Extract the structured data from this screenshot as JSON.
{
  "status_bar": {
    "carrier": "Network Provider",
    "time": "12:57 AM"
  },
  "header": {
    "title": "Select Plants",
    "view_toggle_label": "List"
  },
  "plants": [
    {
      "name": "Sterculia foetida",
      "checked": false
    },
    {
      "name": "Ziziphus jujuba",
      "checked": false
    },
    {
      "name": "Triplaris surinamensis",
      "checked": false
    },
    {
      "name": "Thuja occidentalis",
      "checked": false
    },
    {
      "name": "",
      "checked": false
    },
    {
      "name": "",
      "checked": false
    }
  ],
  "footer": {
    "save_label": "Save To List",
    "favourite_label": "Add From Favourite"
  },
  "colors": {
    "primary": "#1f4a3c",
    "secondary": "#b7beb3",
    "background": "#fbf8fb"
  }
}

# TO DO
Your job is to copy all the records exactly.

# SOLUTION FOR THIS PROBLEM
Extract the structured data from this screenshot as JSON.
{
  "status_bar": {
    "carrier": "Network Provider",
    "time": "12:57 AM"
  },
  "header": {
    "title": "Select Plants",
    "view_toggle_label": "List"
  },
  "plants": [
    {
      "name": "Sterculia foetida",
      "checked": false
    },
    {
      "name": "Ziziphus jujuba",
      "checked": false
    },
    {
      "name": "Triplaris surinamensis",
      "checked": false
    },
    {
      "name": "Thuja occidentalis",
      "checked": false
    },
    {
      "name": "",
      "checked": false
    },
    {
      "name": "",
      "checked": false
    }
  ],
  "footer": {
    "save_label": "Save To List",
    "favourite_label": "Add From Favourite"
  },
  "colors": {
    "primary": "#1f4a3c",
    "secondary": "#b7beb3",
    "background": "#fbf8fb"
  }
}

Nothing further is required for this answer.